Other volunteers will lead country dances and rounds of Whist, an English “trick-taking” card game popular in the 18th and 19th centuries.
The home’s orientation room features a Christmas exhibit that traces the history of traditions such as plum pudding and wassail, greeting cards, Santa Claus and Christmas trees. There also will be a storyteller and pranks by St. Nicholas sidekick Rupert.
“My favorite part is the candlelight,” Jane said. “It just softens everything, from the surroundings to the people. It’s beautiful.”
Stephenson was a merchant, sheriff, bank president, road commissioner, Indian agent, colonel in the Illinois militia and member of Edwardsville’s original board. He also was one of 33 men who helped write the Illinois Constitution.
The home is on the National Register of Historic Places. It’s small by today’s standards — with only four rooms, plus outbuildings — but it shows how the upper class lived in the early 19th century.
“The Stephensons did have parties,” RoxAnn said, noting Fourth of July was a bigger holiday than Christmas in those days. “They had one Fourth of July party that lasted four days. It was such a huge affair, it made the St. Louis paper.”
The Stephenson House will be closed Friday and Saturday during the day so volunteers can prepare for evening festivities. Admission to Christmas Candlelight Tours is $10 for adults and $5 for children 6 to 12 (free for 5 and under).
At a glance
- What: Candlelight Christmas Tours
- When: 6 to 9 p.m. Friday and Saturday
- Where: 1820 Col. Benjamin Stephenson House, 409 S. Buchanan in Edwardsville

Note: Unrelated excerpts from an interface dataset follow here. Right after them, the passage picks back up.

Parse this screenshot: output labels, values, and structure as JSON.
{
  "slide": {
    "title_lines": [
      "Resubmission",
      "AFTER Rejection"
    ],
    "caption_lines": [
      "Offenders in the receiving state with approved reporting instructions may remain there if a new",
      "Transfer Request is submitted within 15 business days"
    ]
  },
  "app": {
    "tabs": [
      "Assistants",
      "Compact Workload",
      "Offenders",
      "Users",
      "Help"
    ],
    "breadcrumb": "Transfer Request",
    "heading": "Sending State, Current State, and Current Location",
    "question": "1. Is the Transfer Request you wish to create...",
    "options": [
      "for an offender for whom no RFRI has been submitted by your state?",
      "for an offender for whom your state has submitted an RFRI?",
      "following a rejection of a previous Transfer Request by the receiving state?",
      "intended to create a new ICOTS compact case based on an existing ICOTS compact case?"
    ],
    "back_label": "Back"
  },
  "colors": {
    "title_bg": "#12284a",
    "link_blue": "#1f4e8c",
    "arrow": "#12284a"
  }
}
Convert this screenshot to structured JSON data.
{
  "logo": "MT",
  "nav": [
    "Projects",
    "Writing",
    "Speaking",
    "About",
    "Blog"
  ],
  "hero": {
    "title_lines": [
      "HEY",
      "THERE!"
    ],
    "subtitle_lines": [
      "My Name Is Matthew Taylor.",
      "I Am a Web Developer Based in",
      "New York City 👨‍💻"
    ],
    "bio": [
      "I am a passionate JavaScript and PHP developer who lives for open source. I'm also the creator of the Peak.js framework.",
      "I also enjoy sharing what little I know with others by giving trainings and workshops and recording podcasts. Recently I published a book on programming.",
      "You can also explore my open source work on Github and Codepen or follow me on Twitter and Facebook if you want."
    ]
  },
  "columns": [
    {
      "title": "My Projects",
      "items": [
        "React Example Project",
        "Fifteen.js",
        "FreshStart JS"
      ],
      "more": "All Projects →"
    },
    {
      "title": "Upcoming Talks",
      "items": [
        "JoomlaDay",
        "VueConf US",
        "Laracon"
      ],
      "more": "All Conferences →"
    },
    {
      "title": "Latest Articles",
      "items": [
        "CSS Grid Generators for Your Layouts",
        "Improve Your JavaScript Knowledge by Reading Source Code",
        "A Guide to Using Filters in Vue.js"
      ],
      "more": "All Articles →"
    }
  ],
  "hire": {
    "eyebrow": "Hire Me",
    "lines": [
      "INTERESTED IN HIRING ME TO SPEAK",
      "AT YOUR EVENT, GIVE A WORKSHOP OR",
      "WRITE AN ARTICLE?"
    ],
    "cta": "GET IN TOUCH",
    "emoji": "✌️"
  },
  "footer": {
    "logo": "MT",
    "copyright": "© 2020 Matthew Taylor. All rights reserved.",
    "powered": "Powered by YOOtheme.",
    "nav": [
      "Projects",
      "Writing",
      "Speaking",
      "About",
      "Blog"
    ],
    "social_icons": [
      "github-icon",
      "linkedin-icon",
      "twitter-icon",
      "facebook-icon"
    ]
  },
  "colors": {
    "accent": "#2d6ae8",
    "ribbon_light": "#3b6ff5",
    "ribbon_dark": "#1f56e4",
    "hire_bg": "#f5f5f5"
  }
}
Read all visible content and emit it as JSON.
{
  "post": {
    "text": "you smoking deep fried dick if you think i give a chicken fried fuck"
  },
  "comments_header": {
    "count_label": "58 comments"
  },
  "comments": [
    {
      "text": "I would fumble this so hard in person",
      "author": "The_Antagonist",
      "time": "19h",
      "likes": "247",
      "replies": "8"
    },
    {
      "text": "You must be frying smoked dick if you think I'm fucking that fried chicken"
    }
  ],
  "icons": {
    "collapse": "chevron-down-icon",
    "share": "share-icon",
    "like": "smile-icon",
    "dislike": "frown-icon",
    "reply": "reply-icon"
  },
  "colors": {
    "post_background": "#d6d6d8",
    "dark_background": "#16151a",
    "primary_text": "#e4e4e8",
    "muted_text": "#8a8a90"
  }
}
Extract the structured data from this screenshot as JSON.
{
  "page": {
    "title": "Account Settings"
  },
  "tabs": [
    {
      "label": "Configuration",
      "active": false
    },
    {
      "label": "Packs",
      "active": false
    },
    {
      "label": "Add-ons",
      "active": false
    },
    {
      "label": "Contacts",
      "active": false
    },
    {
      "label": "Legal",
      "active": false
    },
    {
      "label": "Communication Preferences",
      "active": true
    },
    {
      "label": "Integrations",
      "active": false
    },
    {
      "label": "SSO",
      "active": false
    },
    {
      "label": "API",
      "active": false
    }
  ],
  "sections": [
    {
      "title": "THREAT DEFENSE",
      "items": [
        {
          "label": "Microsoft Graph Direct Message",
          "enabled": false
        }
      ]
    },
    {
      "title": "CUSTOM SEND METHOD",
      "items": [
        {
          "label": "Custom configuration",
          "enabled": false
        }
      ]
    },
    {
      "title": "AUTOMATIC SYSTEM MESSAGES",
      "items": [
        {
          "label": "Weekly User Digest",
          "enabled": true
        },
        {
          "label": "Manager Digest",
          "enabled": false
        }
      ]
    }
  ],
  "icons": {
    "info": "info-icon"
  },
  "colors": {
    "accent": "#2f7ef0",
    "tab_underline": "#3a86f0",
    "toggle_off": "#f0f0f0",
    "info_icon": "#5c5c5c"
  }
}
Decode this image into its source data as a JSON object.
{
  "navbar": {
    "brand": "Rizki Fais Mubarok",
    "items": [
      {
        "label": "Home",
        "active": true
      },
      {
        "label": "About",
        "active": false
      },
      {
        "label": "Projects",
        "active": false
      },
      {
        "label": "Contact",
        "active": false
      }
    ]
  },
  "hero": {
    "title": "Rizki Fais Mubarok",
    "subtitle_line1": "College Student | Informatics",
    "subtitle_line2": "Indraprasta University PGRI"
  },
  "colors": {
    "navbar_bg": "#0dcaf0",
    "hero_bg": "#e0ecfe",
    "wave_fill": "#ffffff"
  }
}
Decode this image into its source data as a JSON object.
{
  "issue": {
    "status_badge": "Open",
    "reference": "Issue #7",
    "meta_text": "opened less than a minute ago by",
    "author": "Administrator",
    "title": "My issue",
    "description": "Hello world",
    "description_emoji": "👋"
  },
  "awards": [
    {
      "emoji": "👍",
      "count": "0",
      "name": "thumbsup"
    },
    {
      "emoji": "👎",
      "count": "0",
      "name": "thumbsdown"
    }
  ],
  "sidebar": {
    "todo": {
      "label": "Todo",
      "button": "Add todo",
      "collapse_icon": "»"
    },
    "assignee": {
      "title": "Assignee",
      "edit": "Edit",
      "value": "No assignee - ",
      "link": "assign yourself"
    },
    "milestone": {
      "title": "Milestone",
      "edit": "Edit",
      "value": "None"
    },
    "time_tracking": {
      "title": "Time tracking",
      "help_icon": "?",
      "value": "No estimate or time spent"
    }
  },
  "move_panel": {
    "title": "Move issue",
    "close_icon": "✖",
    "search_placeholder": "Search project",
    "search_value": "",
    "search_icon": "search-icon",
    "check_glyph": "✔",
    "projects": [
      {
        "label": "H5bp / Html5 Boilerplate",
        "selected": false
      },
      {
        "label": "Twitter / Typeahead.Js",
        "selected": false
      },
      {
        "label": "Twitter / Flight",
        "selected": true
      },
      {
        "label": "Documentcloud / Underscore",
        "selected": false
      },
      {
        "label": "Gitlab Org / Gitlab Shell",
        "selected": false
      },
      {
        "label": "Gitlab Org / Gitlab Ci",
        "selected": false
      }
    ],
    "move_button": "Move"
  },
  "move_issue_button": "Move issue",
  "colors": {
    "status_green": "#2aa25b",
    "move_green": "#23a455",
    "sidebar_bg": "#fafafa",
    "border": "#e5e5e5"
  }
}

- Admission: $10 for adults and $5 for children 6 to 12 (free for 5 and under)
- Information: Call 618-692-1818, email to email@example.com or visit www.stephensonhouse.org